Your cat won’t be able to fully break down the plastic material but its strong stomach acid can partially dissolve it.

These pieces can get lodged within your cat’s gastrointestinal tract and cause an obstruction. An intestinal blockage is very dangerous for cats as it can prevent the cat’s food and stool from properly moving through the intestines.

The sharp edges of the window gel clings can also cut and perforate the thin walls of your cat’s intestines causing sores and infections.

If you suspect that your cat has swallowed a gel window cling, make sure to give your vet a call for advice.

If your cat is showing any of these symptoms, you need to bring it to the vet for treatment immediately.

  • Diarrhea
  • Constipation
  • Loss of appetite
  • Nausea
  • Lethargy

An obstruction in your cat’s intestines is a very serious condition and can be fatal for many cats if left untreated.

For cats that are still eating and behaving normally, the vet might ask you to monitor your cat for 48 hours to see if it passes out the pieces in its stool.

Your cat’s digestive tract is a lot shorter than a human’s and it takes about a day or two for a cat to pass out what it ate.

You can help to bulk up your cat’s stool by adding some pumpkin or psyllium husk to your cat’s food. About a quarter to half a teaspoon is enough for most cats.

When using pumpkins, do not use canned pumpkins that contain added ingredients like sugar and other seasonings. Just plain pumpkin puree or blended fresh pumpkin will work better.

How to Keep Your Cat Safe from Gel Window Clings?

The best and safest way to keep your cat safe is to not use any gel window clings at home. There are a couple of reasons that could make cause your cat to ingest this object.

Your Cat Is Curious

curious cat

Is there a cat out there that isn’t curious about its environment? I will be hard-pressed to find one.

Cats love to investigate anything new around them. It is coded in their DNA and there’s nothing much you can do to change it.

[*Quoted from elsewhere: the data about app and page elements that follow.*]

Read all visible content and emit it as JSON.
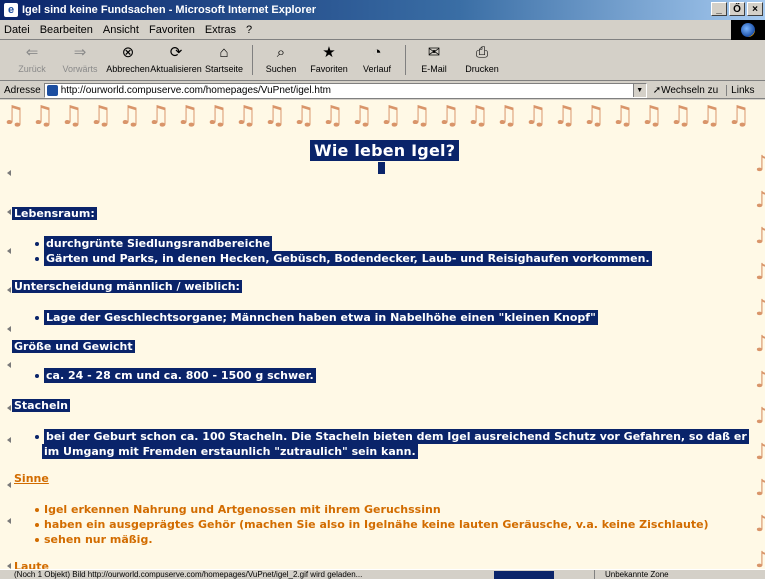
{
  "window": {
    "title": "Igel sind keine Fundsachen - Microsoft Internet Explorer",
    "controls": [
      "_",
      "Ő",
      "×"
    ]
  },
  "menu": [
    "Datei",
    "Bearbeiten",
    "Ansicht",
    "Favoriten",
    "Extras",
    "?"
  ],
  "toolbar": [
    {
      "label": "Zurück",
      "icon": "back-arrow-icon",
      "glyph": "⇐",
      "enabled": false
    },
    {
      "label": "Vorwärts",
      "icon": "forward-arrow-icon",
      "glyph": "⇒",
      "enabled": false
    },
    {
      "label": "Abbrechen",
      "icon": "stop-icon",
      "glyph": "⊗",
      "enabled": true
    },
    {
      "label": "Aktualisieren",
      "icon": "refresh-icon",
      "glyph": "⟳",
      "enabled": true
    },
    {
      "label": "Startseite",
      "icon": "home-icon",
      "glyph": "⌂",
      "enabled": true
    },
    {
      "label": "Suchen",
      "icon": "search-icon",
      "glyph": "⌕",
      "enabled": true
    },
    {
      "label": "Favoriten",
      "icon": "favorites-icon",
      "glyph": "★",
      "enabled": true
    },
    {
      "label": "Verlauf",
      "icon": "history-icon",
      "glyph": "◔",
      "enabled": true
    },
    {
      "label": "E-Mail",
      "icon": "mail-icon",
      "glyph": "✉",
      "enabled": true
    },
    {
      "label": "Drucken",
      "icon": "print-icon",
      "glyph": "⎙",
      "enabled": true
    }
  ],
  "address": {
    "label": "Adresse",
    "value": "http://ourworld.compuserve.com/homepages/VuPnet/igel.htm",
    "go": "Wechseln zu",
    "links": "Links"
  },
  "page": {
    "title": "Wie leben Igel?",
    "sections": [
      {
        "heading": "Lebensraum:",
        "items": [
          "durchgrünte Siedlungsrandbereiche",
          "Gärten und Parks, in denen Hecken, Gebüsch, Bodendecker, Laub- und Reisighaufen vorkommen."
        ]
      },
      {
        "heading": "Unterscheidung männlich / weiblich:",
        "items": [
          "Lage der Geschlechtsorgane; Männchen haben etwa in Nabelhöhe einen \"kleinen Knopf\""
        ]
      },
      {
        "heading": "Größe und Gewicht",
        "items": [
          "ca. 24 - 28 cm und ca. 800 - 1500 g schwer."
        ]
      },
      {
        "heading": "Stacheln",
        "items": [
          "bei der Geburt schon ca. 100 Stacheln. Die Stacheln bieten dem Igel ausreichend Schutz vor Gefahren, so daß er",
          "im Umgang mit Fremden erstaunlich \"zutraulich\" sein kann."
        ]
      },
      {
        "heading": "Sinne",
        "items": [
          "Igel erkennen Nahrung und Artgenossen mit ihrem Geruchssinn",
          "haben ein ausgeprägtes Gehör (machen Sie also in Igelnähe keine lauten Geräusche, v.a. keine Zischlaute)",
          "sehen nur mäßig."
        ]
      },
      {
        "heading": "Laute"
      }
    ]
  },
  "status": {
    "text": "(Noch 1 Objekt) Bild http://ourworld.compuserve.com/homepages/VuPnet/igel_2.gif wird geladen...",
    "zone": "Unbekannte Zone"
  },
  "colors": {
    "highlight": "#0a246a",
    "page_bg": "#fff9e6",
    "orange_text": "#d26c00",
    "note": "#d9956a"
  }
}
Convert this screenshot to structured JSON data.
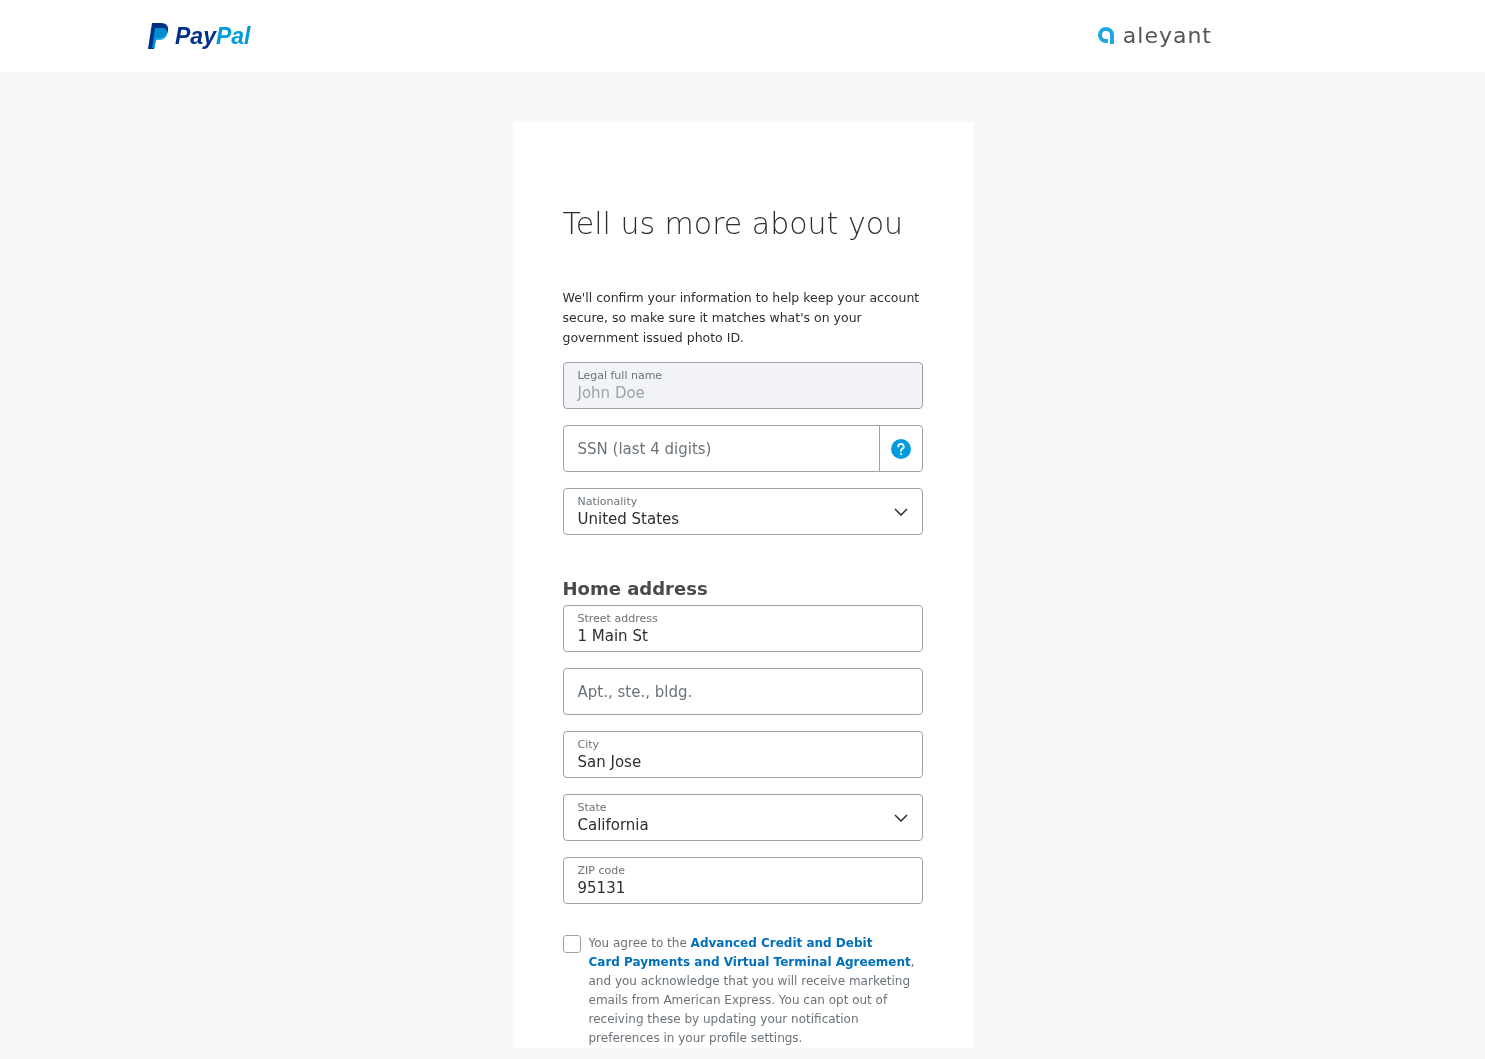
{
  "header": {
    "brand_parts": [
      "Pay",
      "Pal"
    ],
    "partner": "aleyant"
  },
  "form": {
    "title": "Tell us more about you",
    "intro": "We'll confirm your information to help keep your account secure, so make sure it matches what's on your government issued photo ID.",
    "fields": [
      {
        "kind": "text",
        "label": "Legal full name",
        "value": "John Doe",
        "disabled": true
      },
      {
        "kind": "help",
        "placeholder": "SSN (last 4 digits)"
      },
      {
        "kind": "select",
        "label": "Nationality",
        "value": "United States"
      }
    ],
    "address_heading": "Home address",
    "address_fields": [
      {
        "kind": "text",
        "label": "Street address",
        "value": "1 Main St",
        "disabled": false
      },
      {
        "kind": "text",
        "placeholder": "Apt., ste., bldg."
      },
      {
        "kind": "text",
        "label": "City",
        "value": "San Jose",
        "disabled": false
      },
      {
        "kind": "select",
        "label": "State",
        "value": "California"
      },
      {
        "kind": "text",
        "label": "ZIP code",
        "value": "95131",
        "disabled": false
      }
    ],
    "agreement": {
      "checked": false,
      "prefix": "You agree to the ",
      "link_lines": [
        "Advanced Credit and Debit",
        "Card Payments and Virtual Terminal Agreement"
      ],
      "suffix": ", and you acknowledge that you will receive marketing emails from American Express. You can opt out of receiving these by updating your notification preferences in your profile settings."
    }
  }
}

When it happens to find the window gel, its curiosity can cause the cat to take a bite or ingest the whole piece.

It Smells Like Food

Your cat’s nose is an amazing piece of work. It is fourteen times more sensitive than ours and it can pick apart the individual odors of a scent.

There are some plastic materials that are made with animal fat during the manufacturing process. Your cat’s nose is sharp enough to pick up this scent.

Cats are naturally drawn to fat as it is a concentrated energy source for them. This is why some cats are so attracted to plastic as it smells like food.

Your Cat Has Pica

Pica is an eating disorder in both cats and dogs that can cause them to ingest inedible foreign objects such as fabric, metal, wires, plastic, glass, etc.

It can put the cat in a very serious position if it eats foreign objects that are toxic or can cause internal injury.

Doctors are still not certain of what exactly causes Pica but they do think that it could be caused by malnutrition or a genetic defect.

Pica can’t be cured and only managed.

It is advisable to speak to a qualified veterinarian if you suspect that your cat has Pica to see what can be done to keep your cat safe.

Leave a Comment